**Aim of the exercise**
The pictures stay out. Please retype every line below exactly.

Records from a dataset:
□ □ □ □ □ □ □

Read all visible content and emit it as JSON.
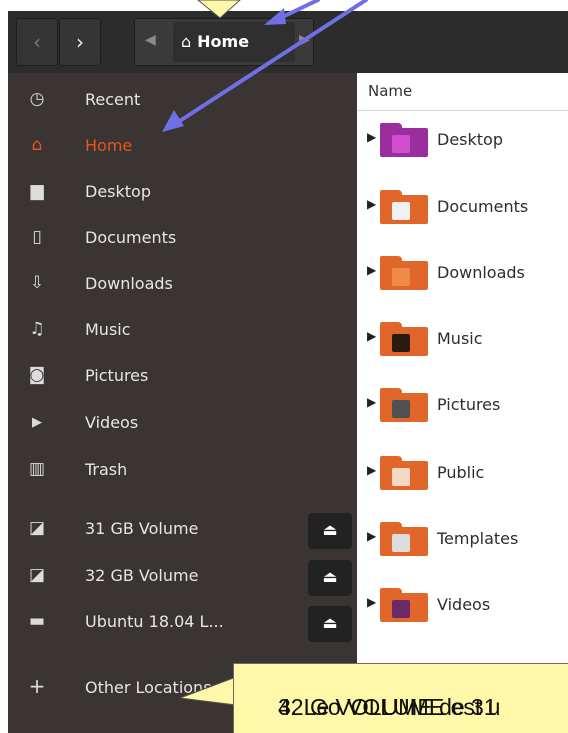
{
  "header": {
    "back_icon": "chevron-left-icon",
    "back_glyph": "‹",
    "forward_icon": "chevron-right-icon",
    "forward_glyph": "›",
    "path_left_glyph": "◀",
    "path_right_glyph": "▶",
    "home_icon": "home-icon",
    "home_glyph": "⌂",
    "current_location": "Home"
  },
  "sidebar": {
    "items": [
      {
        "label": "Recent",
        "icon": "clock-icon",
        "glyph": "◷"
      },
      {
        "label": "Home",
        "icon": "home-icon",
        "glyph": "⌂",
        "active": true
      },
      {
        "label": "Desktop",
        "icon": "desktop-folder-icon",
        "glyph": "▆"
      },
      {
        "label": "Documents",
        "icon": "document-icon",
        "glyph": "▯"
      },
      {
        "label": "Downloads",
        "icon": "download-icon",
        "glyph": "⇩"
      },
      {
        "label": "Music",
        "icon": "music-icon",
        "glyph": "♫"
      },
      {
        "label": "Pictures",
        "icon": "camera-icon",
        "glyph": "◙"
      },
      {
        "label": "Videos",
        "icon": "video-icon",
        "glyph": "▶"
      },
      {
        "label": "Trash",
        "icon": "trash-icon",
        "glyph": "▥"
      }
    ],
    "devices": [
      {
        "label": "31 GB Volume",
        "icon": "drive-icon",
        "glyph": "◪",
        "eject_icon": "eject-icon",
        "eject_glyph": "⏏"
      },
      {
        "label": "32 GB Volume",
        "icon": "drive-icon",
        "glyph": "◪",
        "eject_icon": "eject-icon",
        "eject_glyph": "⏏"
      },
      {
        "label": "Ubuntu 18.04 L...",
        "icon": "optical-drive-icon",
        "glyph": "▬",
        "eject_icon": "eject-icon",
        "eject_glyph": "⏏"
      }
    ],
    "other_locations": {
      "label": "Other Locations",
      "icon": "plus-icon",
      "glyph": "+"
    }
  },
  "filelist": {
    "column_name": "Name",
    "expander_glyph": "▶",
    "rows": [
      {
        "name": "Desktop",
        "icon": "desktop-folder-icon",
        "color": "#9b2d9e",
        "accent": "#d04fd0"
      },
      {
        "name": "Documents",
        "icon": "documents-folder-icon",
        "color": "#e0662a",
        "accent": "#f1f1f1"
      },
      {
        "name": "Downloads",
        "icon": "downloads-folder-icon",
        "color": "#e0662a",
        "accent": "#f08a4a"
      },
      {
        "name": "Music",
        "icon": "music-folder-icon",
        "color": "#e0662a",
        "accent": "#2a1a12"
      },
      {
        "name": "Pictures",
        "icon": "pictures-folder-icon",
        "color": "#e0662a",
        "accent": "#505050"
      },
      {
        "name": "Public",
        "icon": "public-folder-icon",
        "color": "#e0662a",
        "accent": "#f5d9c4"
      },
      {
        "name": "Templates",
        "icon": "templates-folder-icon",
        "color": "#e0662a",
        "accent": "#dcdcdc"
      },
      {
        "name": "Videos",
        "icon": "videos-folder-icon",
        "color": "#e0662a",
        "accent": "#6a2a6a"
      }
    ]
  },
  "annotation": {
    "line1": "4. Le VOLUME de 31",
    "line2": "32 Go VOLUME est u"
  },
  "colors": {
    "accent": "#e95420",
    "sidebar_bg": "#3a3533",
    "header_bg": "#2c2c2c",
    "callout_bg": "#fff8a8",
    "arrow": "#6f6fe8"
  }
}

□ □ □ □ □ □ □

**Answer space**
Read all visible content and emit it as JSON.
{
  "header": {
    "back_icon": "chevron-left-icon",
    "back_glyph": "‹",
    "forward_icon": "chevron-right-icon",
    "forward_glyph": "›",
    "path_left_glyph": "◀",
    "path_right_glyph": "▶",
    "home_icon": "home-icon",
    "home_glyph": "⌂",
    "current_location": "Home"
  },
  "sidebar": {
    "items": [
      {
        "label": "Recent",
        "icon": "clock-icon",
        "glyph": "◷"
      },
      {
        "label": "Home",
        "icon": "home-icon",
        "glyph": "⌂",
        "active": true
      },
      {
        "label": "Desktop",
        "icon": "desktop-folder-icon",
        "glyph": "▆"
      },
      {
        "label": "Documents",
        "icon": "document-icon",
        "glyph": "▯"
      },
      {
        "label": "Downloads",
        "icon": "download-icon",
        "glyph": "⇩"
      },
      {
        "label": "Music",
        "icon": "music-icon",
        "glyph": "♫"
      },
      {
        "label": "Pictures",
        "icon": "camera-icon",
        "glyph": "◙"
      },
      {
        "label": "Videos",
        "icon": "video-icon",
        "glyph": "▶"
      },
      {
        "label": "Trash",
        "icon": "trash-icon",
        "glyph": "▥"
      }
    ],
    "devices": [
      {
        "label": "31 GB Volume",
        "icon": "drive-icon",
        "glyph": "◪",
        "eject_icon": "eject-icon",
        "eject_glyph": "⏏"
      },
      {
        "label": "32 GB Volume",
        "icon": "drive-icon",
        "glyph": "◪",
        "eject_icon": "eject-icon",
        "eject_glyph": "⏏"
      },
      {
        "label": "Ubuntu 18.04 L...",
        "icon": "optical-drive-icon",
        "glyph": "▬",
        "eject_icon": "eject-icon",
        "eject_glyph": "⏏"
      }
    ],
    "other_locations": {
      "label": "Other Locations",
      "icon": "plus-icon",
      "glyph": "+"
    }
  },
  "filelist": {
    "column_name": "Name",
    "expander_glyph": "▶",
    "rows": [
      {
        "name": "Desktop",
        "icon": "desktop-folder-icon",
        "color": "#9b2d9e",
        "accent": "#d04fd0"
      },
      {
        "name": "Documents",
        "icon": "documents-folder-icon",
        "color": "#e0662a",
        "accent": "#f1f1f1"
      },
      {
        "name": "Downloads",
        "icon": "downloads-folder-icon",
        "color": "#e0662a",
        "accent": "#f08a4a"
      },
      {
        "name": "Music",
        "icon": "music-folder-icon",
        "color": "#e0662a",
        "accent": "#2a1a12"
      },
      {
        "name": "Pictures",
        "icon": "pictures-folder-icon",
        "color": "#e0662a",
        "accent": "#505050"
      },
      {
        "name": "Public",
        "icon": "public-folder-icon",
        "color": "#e0662a",
        "accent": "#f5d9c4"
      },
      {
        "name": "Templates",
        "icon": "templates-folder-icon",
        "color": "#e0662a",
        "accent": "#dcdcdc"
      },
      {
        "name": "Videos",
        "icon": "videos-folder-icon",
        "color": "#e0662a",
        "accent": "#6a2a6a"
      }
    ]
  },
  "annotation": {
    "line1": "4. Le VOLUME de 31",
    "line2": "32 Go VOLUME est u"
  },
  "colors": {
    "accent": "#e95420",
    "sidebar_bg": "#3a3533",
    "header_bg": "#2c2c2c",
    "callout_bg": "#fff8a8",
    "arrow": "#6f6fe8"
  }
}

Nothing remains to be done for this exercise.